Is Colorado Springs drowning in red ink because of overcompensated city employees and the city’s failure to privatize governmental functions when appropriate?
Can Rock Ledge Ranch, the Pioneers Museum, the city community centers and even city parks be sustained by some combination of volunteer labor and private funding?
Colorado Springs is not the only city in America that has been forced to shed workers, make painful cuts and reduce services. But, aside from half a dozen municipal basket cases that have seen their entire industrial base disappear (think Detroit), our cuts have been the most drastic.
This week, utilities workers began the process of turning off half of the streetlights in the city. This summer, most of our neighborhood parks will be unmowed, unwatered, uncared for and apparently unloved.
Public safety funding has taken a hit as well. No more police helicopters, fewer firefighters, increased response times and less investigation of all but the most serious crime.
Our streets and highways will deteriorate. The funds aren’t there for pothole patching or road resurfacing.
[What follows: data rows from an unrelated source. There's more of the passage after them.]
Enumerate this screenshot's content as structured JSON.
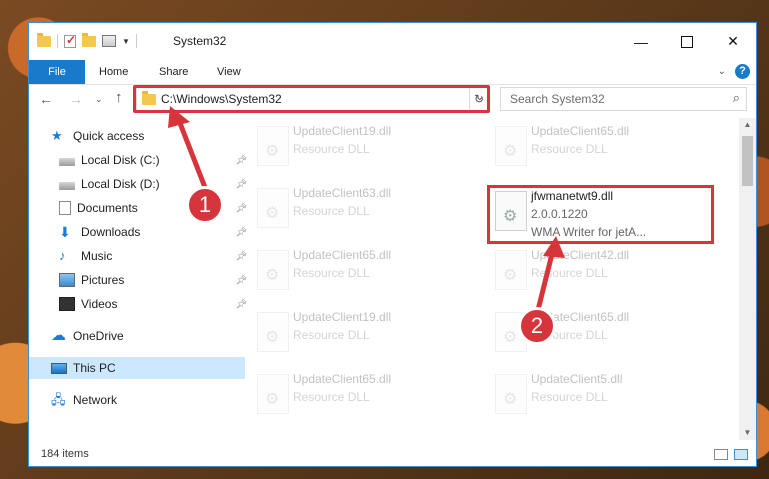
{
  "window": {
    "title": "System32"
  },
  "ribbon": {
    "file": "File",
    "home": "Home",
    "share": "Share",
    "view": "View"
  },
  "address": {
    "path": "C:\\Windows\\System32"
  },
  "search": {
    "placeholder": "Search System32"
  },
  "nav": {
    "quick_access": "Quick access",
    "local_c": "Local Disk (C:)",
    "local_d": "Local Disk (D:)",
    "documents": "Documents",
    "downloads": "Downloads",
    "music": "Music",
    "pictures": "Pictures",
    "videos": "Videos",
    "onedrive": "OneDrive",
    "this_pc": "This PC",
    "network": "Network"
  },
  "files": [
    {
      "name": "UpdateClient19.dll",
      "desc": "Resource DLL"
    },
    {
      "name": "UpdateClient65.dll",
      "desc": "Resource DLL"
    },
    {
      "name": "UpdateClient63.dll",
      "desc": "Resource DLL"
    },
    {
      "name": "jfwmanetwt9.dll",
      "version": "2.0.0.1220",
      "desc": "WMA Writer for jetA..."
    },
    {
      "name": "UpdateClient65.dll",
      "desc": "Resource DLL"
    },
    {
      "name": "UpdateClient42.dll",
      "desc": "Resource DLL"
    },
    {
      "name": "UpdateClient19.dll",
      "desc": "Resource DLL"
    },
    {
      "name": "UpdateClient65.dll",
      "desc": "Resource DLL"
    },
    {
      "name": "UpdateClient65.dll",
      "desc": "Resource DLL"
    },
    {
      "name": "UpdateClient5.dll",
      "desc": "Resource DLL"
    }
  ],
  "status": {
    "item_count": "184 items"
  },
  "markers": {
    "one": "1",
    "two": "2"
  },
  "colors": {
    "accent": "#1979ca",
    "highlight": "#d6363b",
    "selected": "#cce8ff"
  }
}
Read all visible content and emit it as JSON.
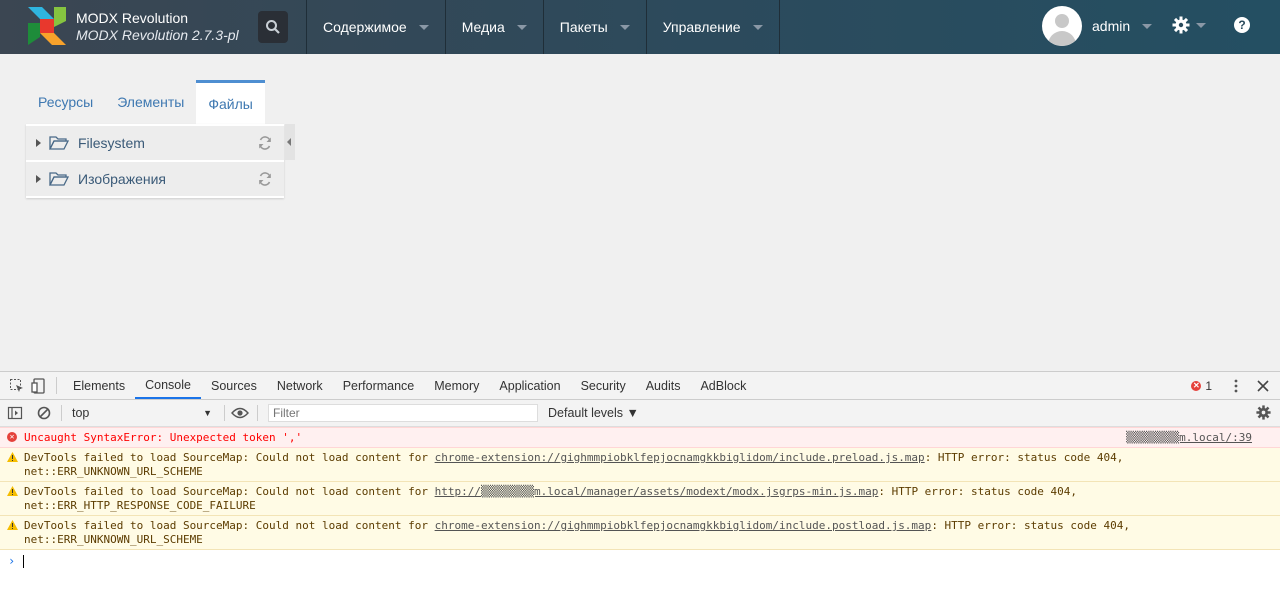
{
  "header": {
    "brand_title": "MODX Revolution",
    "brand_version": "MODX Revolution 2.7.3-pl",
    "nav": [
      {
        "label": "Содержимое"
      },
      {
        "label": "Медиа"
      },
      {
        "label": "Пакеты"
      },
      {
        "label": "Управление"
      }
    ],
    "username": "admin",
    "help_label": "?"
  },
  "sidebar": {
    "tabs": [
      {
        "label": "Ресурсы",
        "active": false
      },
      {
        "label": "Элементы",
        "active": false
      },
      {
        "label": "Файлы",
        "active": true
      }
    ],
    "tree": [
      {
        "label": "Filesystem",
        "icon": "folder-icon"
      },
      {
        "label": "Изображения",
        "icon": "folder-icon"
      }
    ]
  },
  "devtools": {
    "tabs": [
      "Elements",
      "Console",
      "Sources",
      "Network",
      "Performance",
      "Memory",
      "Application",
      "Security",
      "Audits",
      "AdBlock"
    ],
    "active_tab": "Console",
    "error_count": "1",
    "context": "top",
    "filter_placeholder": "Filter",
    "levels_label": "Default levels ▼",
    "messages": [
      {
        "level": "error",
        "text": "Uncaught SyntaxError: Unexpected token ','",
        "source": "▒▒▒▒▒▒▒▒m.local/:39"
      },
      {
        "level": "warn",
        "prefix": "DevTools failed to load SourceMap: Could not load content for ",
        "url": "chrome-extension://gighmmpiobklfepjocnamgkkbiglidom/include.preload.js.map",
        "suffix": ": HTTP error: status code 404,",
        "line2": "net::ERR_UNKNOWN_URL_SCHEME"
      },
      {
        "level": "warn",
        "prefix": "DevTools failed to load SourceMap: Could not load content for ",
        "url": "http://▒▒▒▒▒▒▒▒m.local/manager/assets/modext/modx.jsgrps-min.js.map",
        "suffix": ": HTTP error: status code 404,",
        "line2": "net::ERR_HTTP_RESPONSE_CODE_FAILURE"
      },
      {
        "level": "warn",
        "prefix": "DevTools failed to load SourceMap: Could not load content for ",
        "url": "chrome-extension://gighmmpiobklfepjocnamgkkbiglidom/include.postload.js.map",
        "suffix": ": HTTP error: status code 404,",
        "line2": "net::ERR_UNKNOWN_URL_SCHEME"
      }
    ],
    "prompt_symbol": "›"
  },
  "colors": {
    "accent": "#4e8ed1",
    "link": "#3e78b1",
    "error": "#ff0000",
    "warning_bg": "#fffbe5"
  }
}
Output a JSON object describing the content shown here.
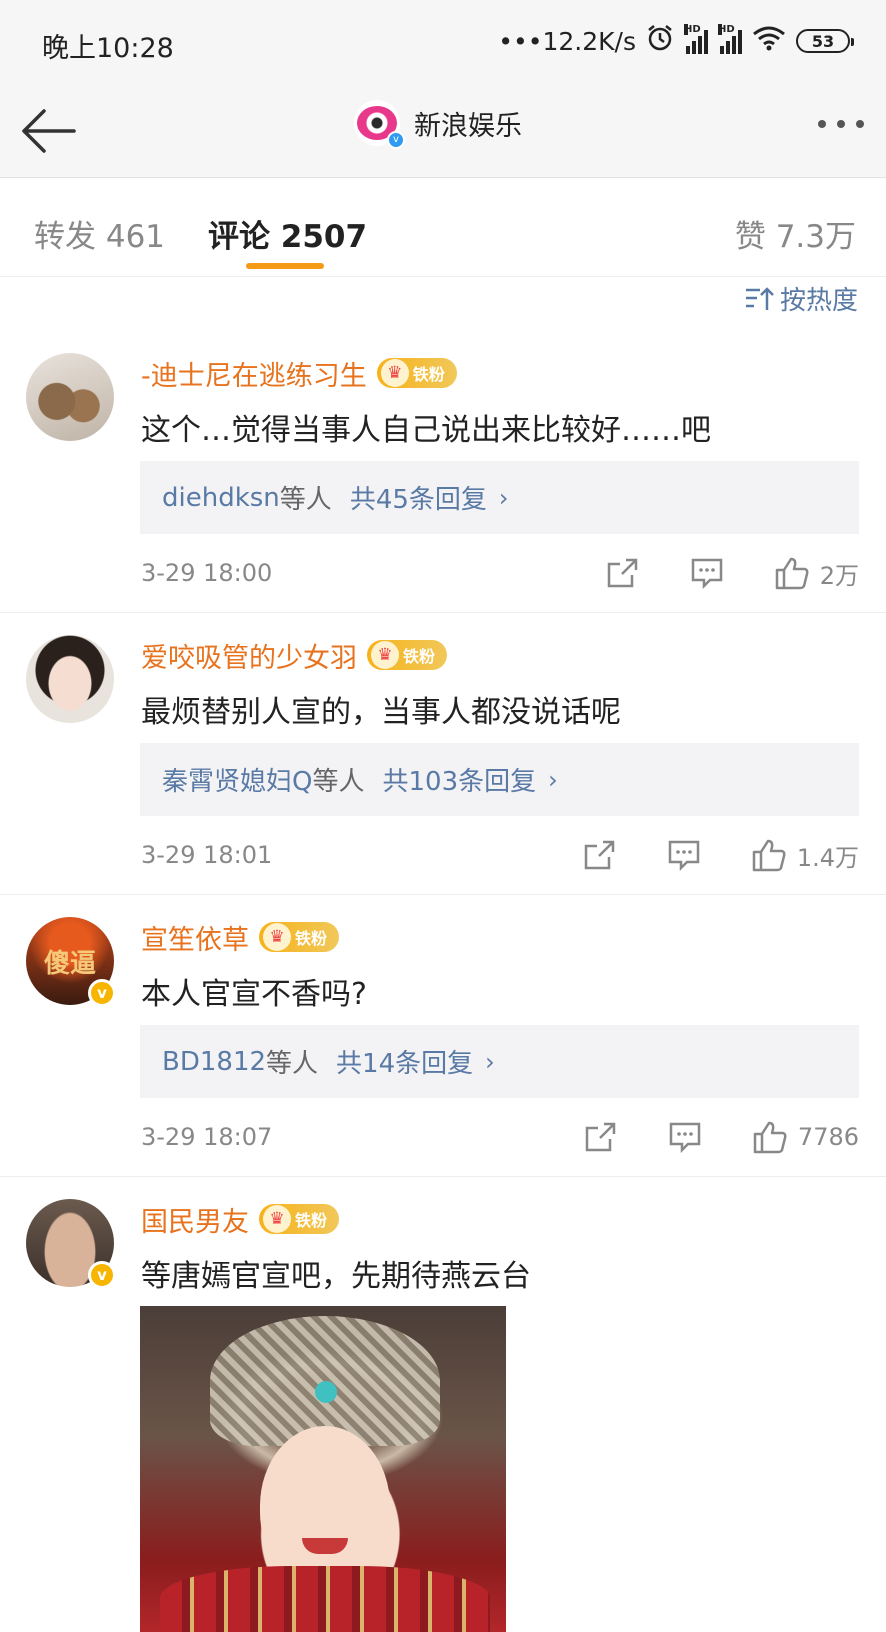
{
  "status_bar": {
    "time": "晚上10:28",
    "network_speed": "•••12.2K/s",
    "alarm_icon": "alarm-icon",
    "hd_label": "HD",
    "battery": "53"
  },
  "nav": {
    "account_name": "新浪娱乐",
    "back_icon": "arrow-left-icon",
    "more_icon": "more-dots-icon"
  },
  "tabs": {
    "forward": "转发 461",
    "comment": "评论 2507",
    "like": "赞 7.3万"
  },
  "sort": {
    "label": "按热度",
    "icon": "sort-icon"
  },
  "comments": [
    {
      "username": "-迪士尼在逃练习生",
      "badge": "铁粉",
      "text": "这个…觉得当事人自己说出来比较好……吧",
      "reply_users": "diehdksn",
      "reply_etc": "等人",
      "reply_count": "共45条回复",
      "time": "3-29 18:00",
      "likes": "2万"
    },
    {
      "username": "爱咬吸管的少女羽",
      "badge": "铁粉",
      "text": "最烦替别人宣的，当事人都没说话呢",
      "reply_users": "秦霄贤媳妇Q",
      "reply_etc": "等人",
      "reply_count": "共103条回复",
      "time": "3-29 18:01",
      "likes": "1.4万"
    },
    {
      "username": "宣笙依草",
      "badge": "铁粉",
      "avatar_text": "傻逼",
      "text": "本人官宣不香吗?",
      "reply_users": "BD1812",
      "reply_etc": "等人",
      "reply_count": "共14条回复",
      "time": "3-29 18:07",
      "likes": "7786"
    },
    {
      "username": "国民男友",
      "badge": "铁粉",
      "text": "等唐嫣官宣吧，先期待燕云台"
    }
  ],
  "colors": {
    "username": "#e8731e",
    "link_blue": "#5a7aa6",
    "tab_underline": "#f59a16",
    "badge_gold": "#f6b21a"
  }
}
Judging by these cuts, ours must be a city in crisis, one racked by unemployment, shuttered businesses, plummeting real estate values, and a fleeing middle class.
But we’re not.
Unemployment is substantially below the national rate and our military economic base remains strong.
So, the city’s crisis must be entirely of its own making-right? Feckless pols meet greedy, inefficient city workers, and they conspire to drain the city’s resources, waste tax money, pay off their buddies at the USOC, and are taken by surprise when the day or reckoning arrives. Woe, woe is us!
The facts suggest a different conclusion.
To paraphrase our first President Bush, “Read my lips — no new taxes, no old services!”
By almost any measure, Colorado Springs has been an efficiently run city, delivering services to its residents at a cost far below those of comparable municipalities. City tax collections are also lower than those of peer cities.
City elected and appointed officials bear some responsibility for the “perfect storm.” They could have made cuts earlier, they could have refused to fund the USOC retention package, and they could have searched more diligently for ways to economize.
But we, the voters, residents and taxpayers of the city are primarily responsible for the present situation. We voted for TABOR 19 years ago, and simultaneously eliminated a one-half cent tax that had been enacted to fund capital improvements. We gave ourselves the sole power to raise taxes, while approving charter and constitutional amendments with subtle, malicious provisions that forced taxes down in good times and bad. We demanded more services, while continuously reducing the funds available for such services.
We started the fire, and we have to put it out. Rhetoric won’t work. At the very least, we have to eliminate the charter-mandated TABOR ratchet, which will prevent city tax collections from returning to 2006 levels for a decade or more, stifling any recovery. At best, we’ll agree to re-establish a rational and appropriate system of taxation.
But even if we can bring ourselves to pay for city services, we’ll still be a long way from where we need to be.
We can’t stand still. We need to move forward, re-diversify our economy, and invest in our future.
Consider Oklahoma City.
The New York Times reported last week that voters in that once-moribund city have approved tax increases that have “redeveloped the riverfront, renovated the fairgrounds and built a ballpark, sports arena, library, trolley system, and a mile-long canal. For the next 15 years, residents have voted to continue paying for renovation on all the city’s public schools … In December, residents approved a $777 million tax package for a 70-acre central park, convention center, streetcar system, aquatic centers, boating facilities and trails that will be built over the next nine years. “
Devon Energy, a local company made good, is helping fund some of the improvements, as well as erecting a 50-story office building in the heart of downtown.
“It’s pay as you go,” said Ronald J. Norick, who was Oklahoma City’s mayor from 1987 to 1998. “People can see where their money goes and what their money bought.”
After the collapse of the energy boom in the early 1980s, Oklahoma City struggled for well over a decade. Unemployment was around 10 percent, the only hotel downtown was on the verge of closing and the convention center’s roof leaked.
“Our city was dying. You could shoot a cannon at 5 p.m., and you wouldn’t hit anybody,” Mr. Norick said.
Of course, we don’t have those problems. If you don’t have a convention center, you don’t have to worry about leaky roofs. And our downtown revelers have scored plenty of hits with cheap sidearms — no cannons needed.
John Hazlehurst can be reached at firstname.lastname@example.org or 227-5861.